* [Task details]: Below are the records; copy each line in them that holds the word "Data".
Segment Start: Exercise input
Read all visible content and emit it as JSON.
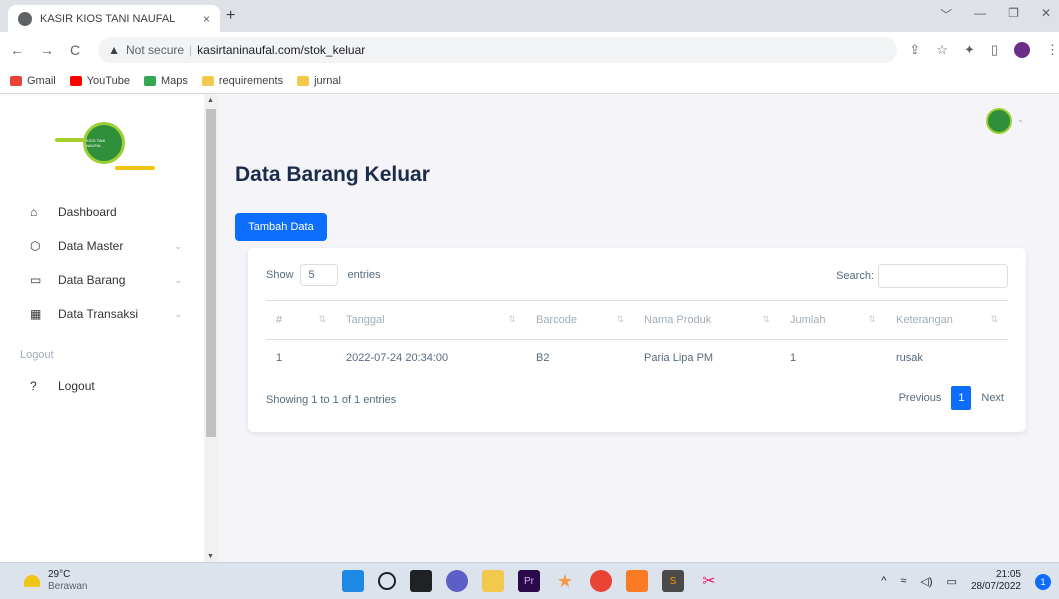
{
  "browser": {
    "tab_title": "KASIR KIOS TANI NAUFAL",
    "tab_close": "×",
    "new_tab": "+",
    "window_controls": [
      "﹀",
      "—",
      "❐",
      "✕"
    ],
    "nav": {
      "back": "←",
      "forward": "→",
      "reload": "C"
    },
    "security_icon": "▲",
    "security_label": "Not secure",
    "separator": "|",
    "url": "kasirtaninaufal.com/stok_keluar",
    "addr_icons": {
      "share": "⇪",
      "star": "☆",
      "extensions": "✦",
      "sidepanel": "▯"
    },
    "menu": "⋮",
    "bookmarks": [
      {
        "label": "Gmail",
        "color": "#ea4335"
      },
      {
        "label": "YouTube",
        "color": "#ff0000"
      },
      {
        "label": "Maps",
        "color": "#34a853"
      },
      {
        "label": "requirements",
        "color": "#f2c94c"
      },
      {
        "label": "jurnal",
        "color": "#f2c94c"
      }
    ]
  },
  "sidebar": {
    "logo_text": "KIOS TANI NAUFAL",
    "items": [
      {
        "label": "Dashboard",
        "icon": "home-icon",
        "glyph": "⌂"
      },
      {
        "label": "Data Master",
        "icon": "cube-icon",
        "glyph": "⬡",
        "chevron": "⌄"
      },
      {
        "label": "Data Barang",
        "icon": "window-icon",
        "glyph": "▭",
        "chevron": "⌄"
      },
      {
        "label": "Data Transaksi",
        "icon": "grid-icon",
        "glyph": "▦",
        "chevron": "⌄"
      }
    ],
    "section_header": "Logout",
    "logout": {
      "label": "Logout",
      "icon": "help-icon",
      "glyph": "?"
    },
    "scroll_up": "▲",
    "scroll_down": "▼"
  },
  "header": {
    "avatar_chevron": "⌄"
  },
  "main": {
    "title": "Data Barang Keluar",
    "add_button": "Tambah Data",
    "show_label": "Show",
    "entries_value": "5",
    "entries_label": "entries",
    "search_label": "Search:",
    "search_value": "",
    "sort_glyph": "⇅",
    "columns": [
      "#",
      "Tanggal",
      "Barcode",
      "Nama Produk",
      "Jumlah",
      "Keterangan"
    ],
    "rows": [
      [
        "1",
        "2022-07-24 20:34:00",
        "B2",
        "Paria Lipa PM",
        "1",
        "rusak"
      ]
    ],
    "info": "Showing 1 to 1 of 1 entries",
    "pagination": {
      "previous": "Previous",
      "current": "1",
      "next": "Next"
    }
  },
  "taskbar": {
    "temperature": "29°C",
    "weather": "Berawan",
    "apps": [
      {
        "name": "windows-start-icon",
        "color": "#1e88e5",
        "glyph": ""
      },
      {
        "name": "search-icon",
        "color": "#dce3ec",
        "glyph": ""
      },
      {
        "name": "task-view-icon",
        "color": "#202124",
        "glyph": ""
      },
      {
        "name": "chat-icon",
        "color": "#5b5fc7",
        "glyph": ""
      },
      {
        "name": "file-explorer-icon",
        "color": "#f2c94c",
        "glyph": ""
      },
      {
        "name": "premiere-icon",
        "color": "#2a0a4a",
        "glyph": "Pr"
      },
      {
        "name": "star-app-icon",
        "color": "#dce3ec",
        "glyph": "★"
      },
      {
        "name": "chrome-icon",
        "color": "#ea4335",
        "glyph": ""
      },
      {
        "name": "xampp-icon",
        "color": "#fb7a24",
        "glyph": ""
      },
      {
        "name": "sublime-icon",
        "color": "#4a4a4a",
        "glyph": "S"
      },
      {
        "name": "snipping-icon",
        "color": "#dce3ec",
        "glyph": "✂"
      }
    ],
    "tray": {
      "caret": "^",
      "wifi": "≈",
      "volume": "◁)",
      "battery": "▭"
    },
    "time": "21:05",
    "date": "28/07/2022",
    "notifications": "1"
  }
}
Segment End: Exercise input
* [Task solution]:
        "label": "Data Master",
        "label": "Data Barang",
        "label": "Data Transaksi",
    "title": "Data Barang Keluar",
    "add_button": "Tambah Data",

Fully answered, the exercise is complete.